"It's on my tombstone," he said.
"I had to do a lot of convincing early on," Maurer said, making the case that research also paved the path to educational and clinical excellence.
Translational research leads "from the bench to the bedside," he said.
Big challenges lie ahead during Maurer's remaining months at the helm. And beyond.
The new health care reform law represents "dramatic change" that will alter the playing field, he said.
Nebraska needs to make a decision on whether to expand its Medicaid program with full federal funding of the expansion for three years, gradually dropping to 90 percent. A study undertaken by Dr. Jim Stimpson, director of the Center for Health Policy and a professor in the College of Public Health, seems to suggest that state participation is a no-brainer that would yield huge economic advantages for the state.
Meanwhile, a change in the composition of the Board of Regents after November's election raises the possibility that the university might once again have to fight a battle over whether to curtail or end its embryonic stem cell research.
"We do most of our research with adult stem cells," Maurer said. "But if we shut down embryonic research, no stem cell scientist will come to UNMC and any we already have here will leave. We would also lose graduate students.

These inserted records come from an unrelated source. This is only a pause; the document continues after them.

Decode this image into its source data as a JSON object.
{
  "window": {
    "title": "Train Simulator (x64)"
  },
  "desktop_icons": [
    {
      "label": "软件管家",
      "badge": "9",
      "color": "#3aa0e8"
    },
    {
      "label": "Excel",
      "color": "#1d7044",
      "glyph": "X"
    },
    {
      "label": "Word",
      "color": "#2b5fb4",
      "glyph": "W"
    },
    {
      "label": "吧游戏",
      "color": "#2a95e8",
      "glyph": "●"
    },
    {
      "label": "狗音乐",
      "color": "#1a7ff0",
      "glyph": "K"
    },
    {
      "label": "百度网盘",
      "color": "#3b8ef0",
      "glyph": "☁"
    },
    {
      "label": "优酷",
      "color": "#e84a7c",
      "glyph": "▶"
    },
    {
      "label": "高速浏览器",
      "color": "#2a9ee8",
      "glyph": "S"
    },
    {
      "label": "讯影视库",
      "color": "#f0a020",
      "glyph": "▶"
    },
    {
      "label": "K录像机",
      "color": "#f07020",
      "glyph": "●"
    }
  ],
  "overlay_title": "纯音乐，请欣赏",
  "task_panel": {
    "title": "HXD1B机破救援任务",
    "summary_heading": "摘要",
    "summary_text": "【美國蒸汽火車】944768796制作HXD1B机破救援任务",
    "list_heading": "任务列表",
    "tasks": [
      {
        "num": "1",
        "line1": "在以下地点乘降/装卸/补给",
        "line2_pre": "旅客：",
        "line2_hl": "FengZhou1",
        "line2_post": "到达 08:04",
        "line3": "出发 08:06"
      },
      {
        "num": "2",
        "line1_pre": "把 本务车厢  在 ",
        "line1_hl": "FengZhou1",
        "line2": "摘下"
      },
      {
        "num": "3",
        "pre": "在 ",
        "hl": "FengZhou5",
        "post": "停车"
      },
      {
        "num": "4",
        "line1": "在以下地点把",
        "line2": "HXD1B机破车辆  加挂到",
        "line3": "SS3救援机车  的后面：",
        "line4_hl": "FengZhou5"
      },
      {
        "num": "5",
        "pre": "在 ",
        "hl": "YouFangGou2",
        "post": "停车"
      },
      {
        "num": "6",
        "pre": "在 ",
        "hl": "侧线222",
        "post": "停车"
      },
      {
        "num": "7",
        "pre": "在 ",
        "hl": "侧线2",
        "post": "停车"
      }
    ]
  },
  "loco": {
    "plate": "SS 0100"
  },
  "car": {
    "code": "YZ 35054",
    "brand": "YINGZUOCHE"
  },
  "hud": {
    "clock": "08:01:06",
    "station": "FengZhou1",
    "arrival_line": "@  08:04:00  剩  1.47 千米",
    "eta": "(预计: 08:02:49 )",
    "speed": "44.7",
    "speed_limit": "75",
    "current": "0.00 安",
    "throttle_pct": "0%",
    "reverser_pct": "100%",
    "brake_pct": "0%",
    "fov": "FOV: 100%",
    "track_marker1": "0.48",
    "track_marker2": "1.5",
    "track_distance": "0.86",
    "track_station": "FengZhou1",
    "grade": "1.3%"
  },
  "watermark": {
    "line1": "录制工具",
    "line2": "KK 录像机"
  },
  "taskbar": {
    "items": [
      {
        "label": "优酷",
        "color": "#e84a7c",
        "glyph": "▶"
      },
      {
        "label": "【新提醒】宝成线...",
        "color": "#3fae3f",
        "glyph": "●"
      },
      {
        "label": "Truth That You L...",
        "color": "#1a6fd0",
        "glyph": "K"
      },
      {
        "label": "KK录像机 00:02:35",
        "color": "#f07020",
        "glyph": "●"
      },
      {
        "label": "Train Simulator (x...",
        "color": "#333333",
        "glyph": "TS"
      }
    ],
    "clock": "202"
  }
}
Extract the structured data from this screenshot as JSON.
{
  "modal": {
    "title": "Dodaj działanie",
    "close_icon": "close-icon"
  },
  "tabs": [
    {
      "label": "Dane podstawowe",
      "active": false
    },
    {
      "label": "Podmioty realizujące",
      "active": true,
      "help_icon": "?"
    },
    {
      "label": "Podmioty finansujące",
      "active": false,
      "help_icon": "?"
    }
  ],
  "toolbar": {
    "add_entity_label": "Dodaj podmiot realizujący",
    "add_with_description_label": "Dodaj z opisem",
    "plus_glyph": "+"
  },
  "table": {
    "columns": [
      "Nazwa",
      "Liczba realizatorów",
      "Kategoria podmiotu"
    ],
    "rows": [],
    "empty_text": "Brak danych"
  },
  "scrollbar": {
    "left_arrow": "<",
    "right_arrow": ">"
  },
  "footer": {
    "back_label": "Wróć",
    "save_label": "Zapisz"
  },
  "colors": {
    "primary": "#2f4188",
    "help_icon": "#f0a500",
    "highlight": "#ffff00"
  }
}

"It would be damaging to the reputation of the Med Center nationally and internationally," he said.
What else looms ahead?
"A big challenge that worries me most is the corporatization of the academic medical center," Maurer said. A troubling trend, he said, is a growing tendency to turn to a business leader to operate an academic institution as a business.
"I think that's what worries me most," he said
Maurer plans to discuss that concern with University of Nebraska President J.B. Milliken before the university begins to search in earnest for his successor.
An ongoing challenge, he said, is to "get our costs down."
"We're equivalent to a critical access hospital for the state, so we're very expensive. And that worries me."
A pediatric oncologist, Maurer was dean of the UNMC College of Medicine for five years before taking over as chancellor in December of 1998.
Maurer led the merger of University Hospital with Clarkson Hospital to form what now is known as The Nebraska Medical Center. The campus has tripled its external research funding and increased student enrollment from 3,000 to 3,600 under his watch.
Under his leadership, new programs have been developed in regenerative medicine, nanomedicine, drug delivery and bioterrorism preparedness. And new buildings have sprouted all over the campus during his tenure.
"It's been a lot of fun," Maurer said.
With more to come.
Information from: Lincoln Journal Star, http://www.journalstar.com